# Instructions for the task:
Copy the data exactly, pictures aside.
──────── Data under study
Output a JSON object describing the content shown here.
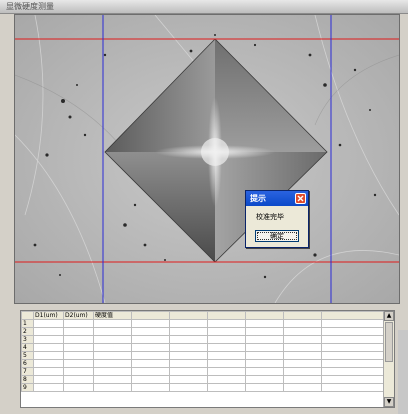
{
  "window": {
    "title": "显微硬度测量"
  },
  "dialog": {
    "title": "提示",
    "message": "校准完毕",
    "ok_label": "确定"
  },
  "table": {
    "columns": [
      "D1(um)",
      "D2(um)",
      "硬度值",
      "",
      "",
      "",
      "",
      "",
      ""
    ],
    "rows": [
      "1",
      "2",
      "3",
      "4",
      "5",
      "6",
      "7",
      "8",
      "9"
    ]
  },
  "colors": {
    "guide_line_red": "#e01b1b",
    "guide_line_blue": "#2b2bd6",
    "dialog_title": "#0b49c9"
  }
}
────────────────
# Answer to the exercise:
Output a JSON object describing the content shown here.
{
  "window": {
    "title": "显微硬度测量"
  },
  "dialog": {
    "title": "提示",
    "message": "校准完毕",
    "ok_label": "确定"
  },
  "table": {
    "columns": [
      "D1(um)",
      "D2(um)",
      "硬度值",
      "",
      "",
      "",
      "",
      "",
      ""
    ],
    "rows": [
      "1",
      "2",
      "3",
      "4",
      "5",
      "6",
      "7",
      "8",
      "9"
    ]
  },
  "colors": {
    "guide_line_red": "#e01b1b",
    "guide_line_blue": "#2b2bd6",
    "dialog_title": "#0b49c9"
  }
}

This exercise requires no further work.